Task requirements =>
Whenever "remaining" appears in a line, please copy that line from the data.
*** Opening Records to process ***
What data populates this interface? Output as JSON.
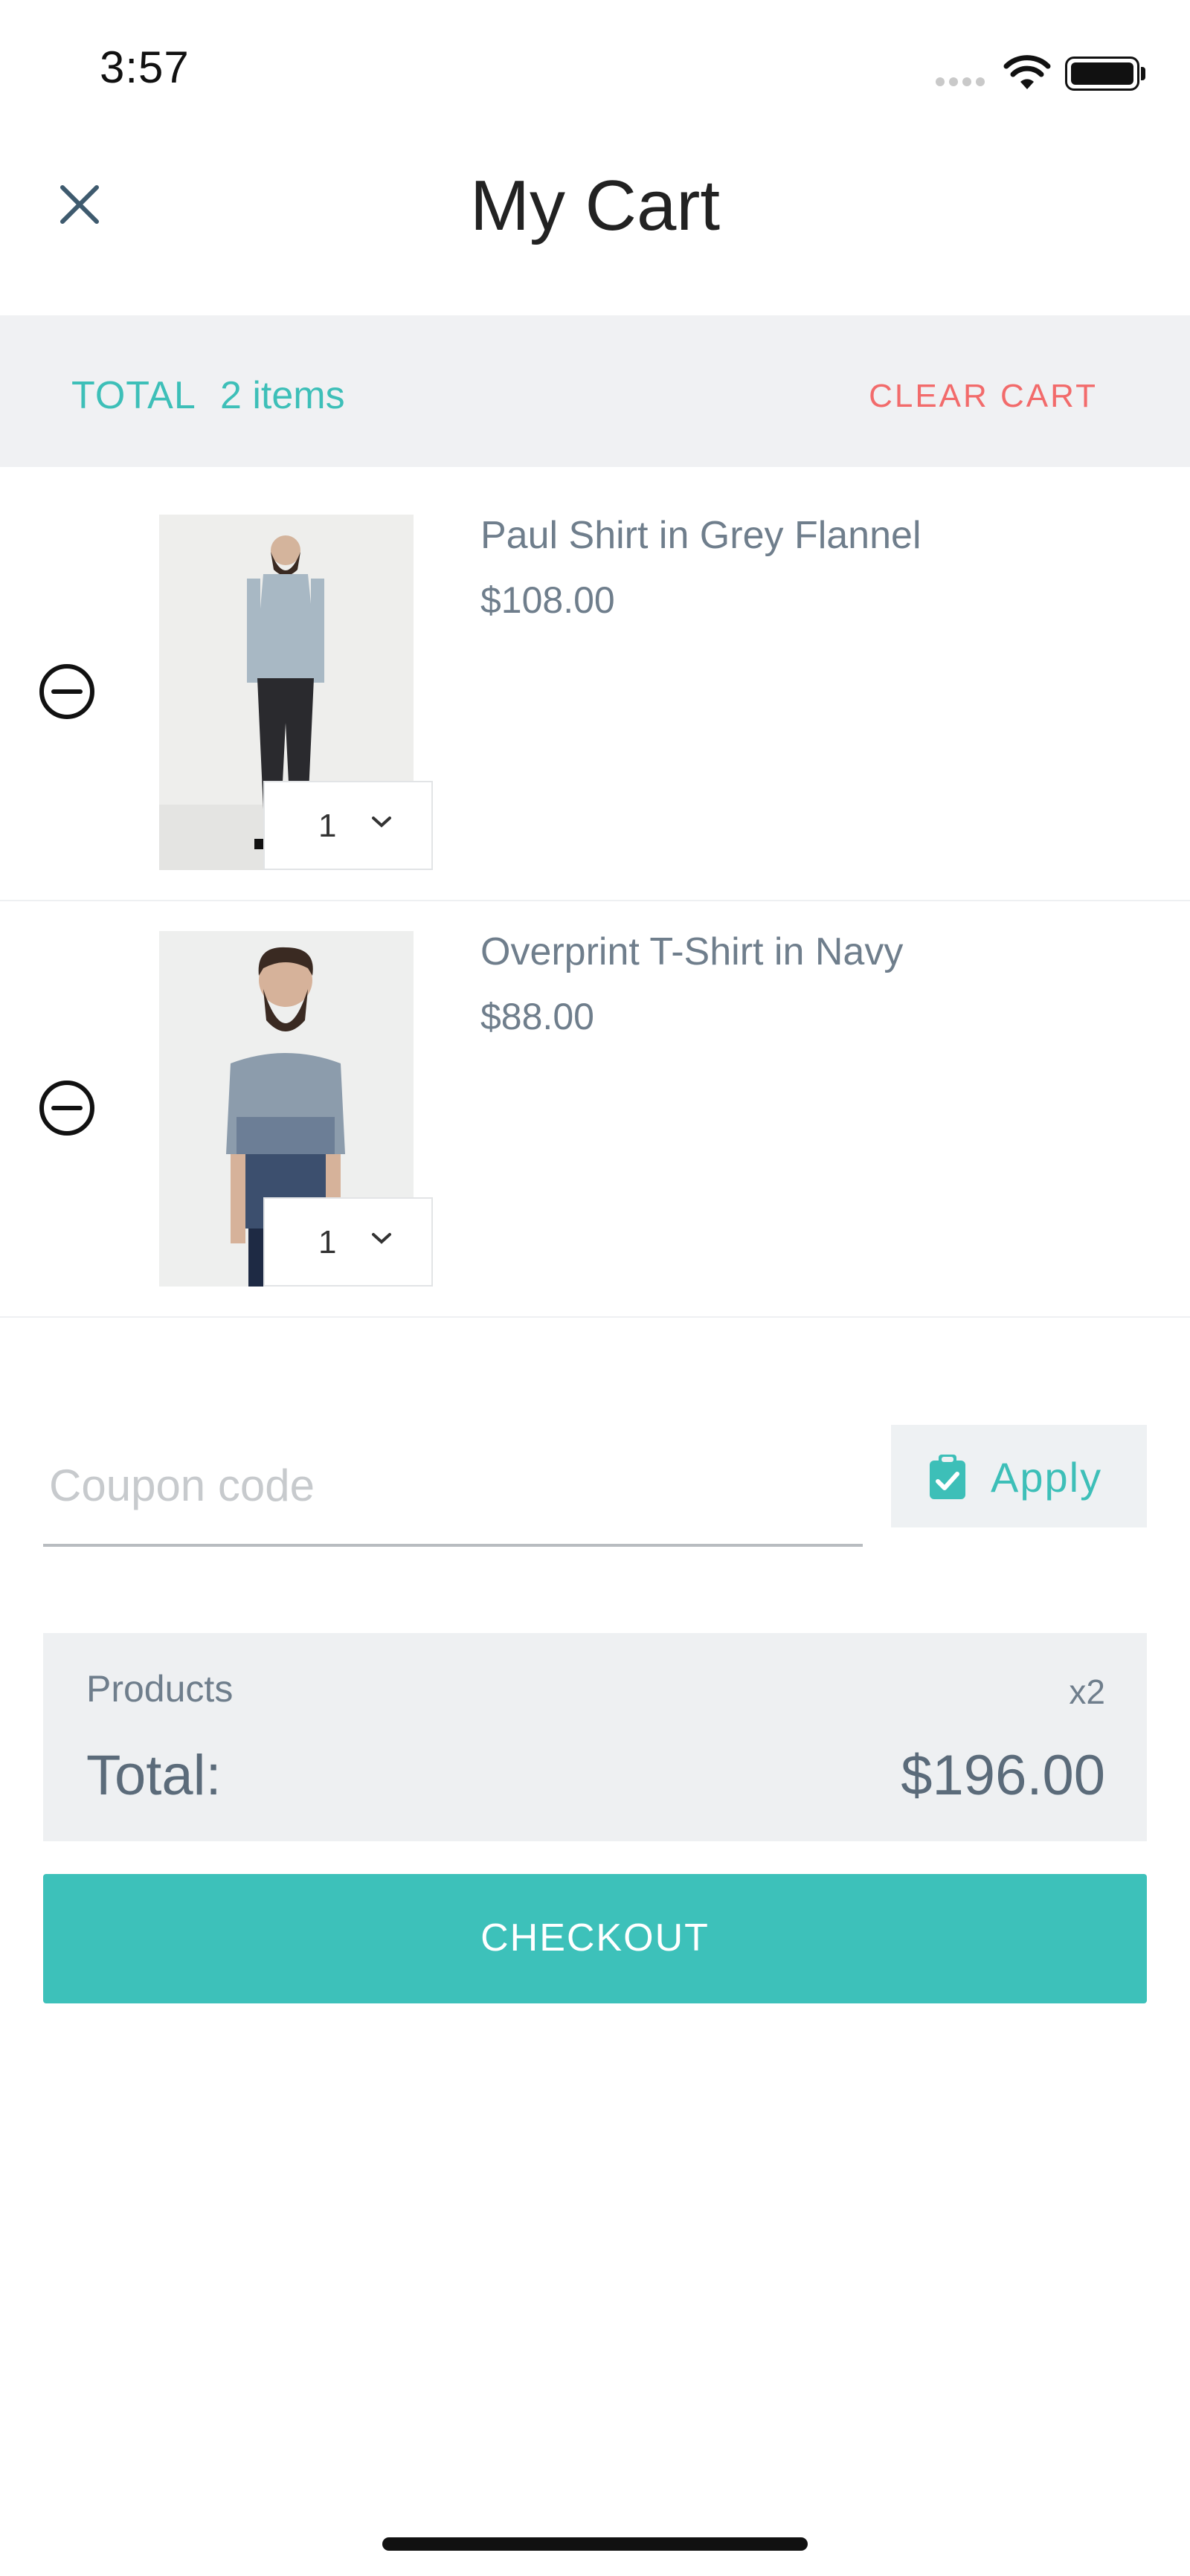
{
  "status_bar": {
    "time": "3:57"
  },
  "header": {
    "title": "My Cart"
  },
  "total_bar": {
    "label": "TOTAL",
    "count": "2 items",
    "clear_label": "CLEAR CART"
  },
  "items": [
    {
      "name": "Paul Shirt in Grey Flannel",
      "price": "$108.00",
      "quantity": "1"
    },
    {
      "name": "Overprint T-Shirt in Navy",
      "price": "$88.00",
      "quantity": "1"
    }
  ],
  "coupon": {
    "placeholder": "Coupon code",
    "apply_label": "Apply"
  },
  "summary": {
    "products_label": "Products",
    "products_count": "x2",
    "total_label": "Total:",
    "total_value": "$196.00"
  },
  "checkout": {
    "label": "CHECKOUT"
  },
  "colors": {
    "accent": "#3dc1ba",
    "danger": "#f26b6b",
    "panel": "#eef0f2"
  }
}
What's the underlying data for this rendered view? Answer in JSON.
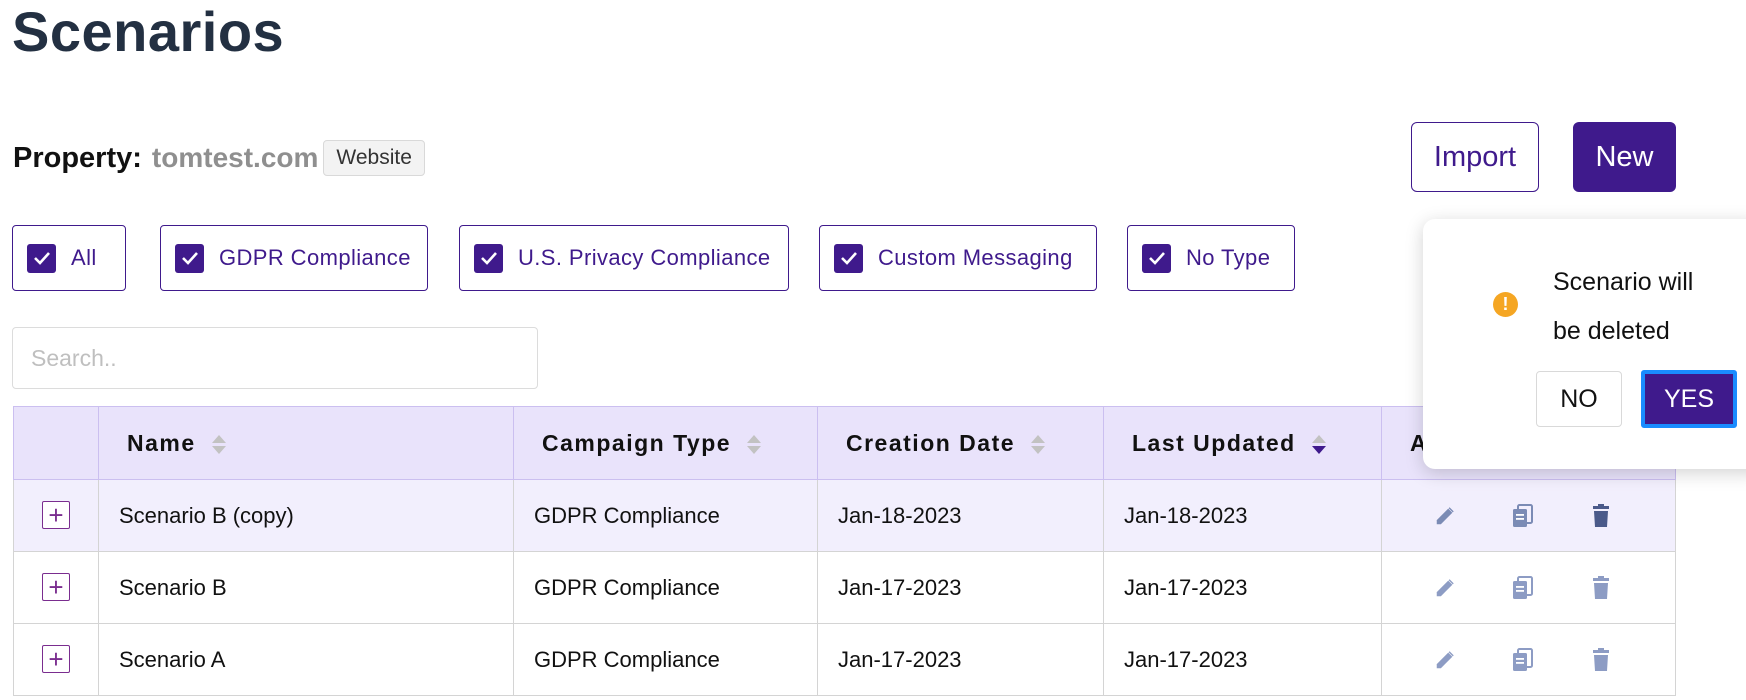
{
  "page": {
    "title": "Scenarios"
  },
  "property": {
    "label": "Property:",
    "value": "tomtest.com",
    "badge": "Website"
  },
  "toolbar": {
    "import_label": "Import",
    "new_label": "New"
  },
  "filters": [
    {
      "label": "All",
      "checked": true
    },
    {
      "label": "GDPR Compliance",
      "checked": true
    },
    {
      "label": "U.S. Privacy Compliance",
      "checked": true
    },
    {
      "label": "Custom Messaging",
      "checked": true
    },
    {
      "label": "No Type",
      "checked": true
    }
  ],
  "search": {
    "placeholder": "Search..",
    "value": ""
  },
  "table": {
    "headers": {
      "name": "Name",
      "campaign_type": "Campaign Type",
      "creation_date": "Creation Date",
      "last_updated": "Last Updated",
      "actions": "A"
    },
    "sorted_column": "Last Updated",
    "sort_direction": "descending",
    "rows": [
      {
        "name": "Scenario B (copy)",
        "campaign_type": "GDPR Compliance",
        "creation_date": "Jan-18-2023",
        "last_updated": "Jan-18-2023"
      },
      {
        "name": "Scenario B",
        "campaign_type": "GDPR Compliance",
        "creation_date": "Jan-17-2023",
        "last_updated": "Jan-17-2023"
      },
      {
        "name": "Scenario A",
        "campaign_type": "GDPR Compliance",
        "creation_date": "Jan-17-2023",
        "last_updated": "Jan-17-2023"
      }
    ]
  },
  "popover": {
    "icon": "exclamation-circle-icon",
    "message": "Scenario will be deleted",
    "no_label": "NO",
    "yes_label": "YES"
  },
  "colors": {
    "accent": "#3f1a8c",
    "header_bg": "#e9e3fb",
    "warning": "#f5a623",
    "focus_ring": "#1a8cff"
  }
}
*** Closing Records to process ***
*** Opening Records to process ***
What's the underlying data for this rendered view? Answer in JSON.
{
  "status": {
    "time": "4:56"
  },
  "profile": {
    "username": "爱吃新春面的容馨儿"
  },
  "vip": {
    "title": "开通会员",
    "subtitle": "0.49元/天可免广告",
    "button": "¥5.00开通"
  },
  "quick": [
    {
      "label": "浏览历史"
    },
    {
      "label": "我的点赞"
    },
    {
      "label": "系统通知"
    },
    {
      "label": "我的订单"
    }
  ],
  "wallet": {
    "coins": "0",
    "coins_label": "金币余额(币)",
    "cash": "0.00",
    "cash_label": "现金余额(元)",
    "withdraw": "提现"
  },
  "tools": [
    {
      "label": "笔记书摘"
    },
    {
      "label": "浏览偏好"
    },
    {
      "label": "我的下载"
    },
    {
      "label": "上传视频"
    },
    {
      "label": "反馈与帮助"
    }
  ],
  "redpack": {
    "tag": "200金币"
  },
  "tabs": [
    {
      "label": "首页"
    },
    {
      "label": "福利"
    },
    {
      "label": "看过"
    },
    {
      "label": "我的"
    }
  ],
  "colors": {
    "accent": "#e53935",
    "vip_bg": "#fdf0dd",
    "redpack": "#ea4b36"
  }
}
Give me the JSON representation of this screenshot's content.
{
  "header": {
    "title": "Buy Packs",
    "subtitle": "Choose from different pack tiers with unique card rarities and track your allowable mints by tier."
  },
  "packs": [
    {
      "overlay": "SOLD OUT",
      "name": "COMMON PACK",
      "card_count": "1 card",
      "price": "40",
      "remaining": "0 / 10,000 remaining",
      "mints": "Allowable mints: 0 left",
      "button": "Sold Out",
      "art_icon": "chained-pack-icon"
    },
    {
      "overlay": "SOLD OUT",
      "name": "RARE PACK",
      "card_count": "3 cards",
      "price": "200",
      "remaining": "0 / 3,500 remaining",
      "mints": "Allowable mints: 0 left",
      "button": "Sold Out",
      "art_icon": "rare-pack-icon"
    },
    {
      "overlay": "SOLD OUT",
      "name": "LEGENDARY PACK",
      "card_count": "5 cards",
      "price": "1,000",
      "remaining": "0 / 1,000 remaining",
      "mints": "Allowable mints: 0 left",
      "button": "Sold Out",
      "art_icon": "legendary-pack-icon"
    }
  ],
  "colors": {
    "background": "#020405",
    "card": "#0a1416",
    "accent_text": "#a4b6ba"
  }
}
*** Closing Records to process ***
Result for this task =>
      "remaining": "0 / 10,000 remaining",
      "remaining": "0 / 3,500 remaining",
      "remaining": "0 / 1,000 remaining",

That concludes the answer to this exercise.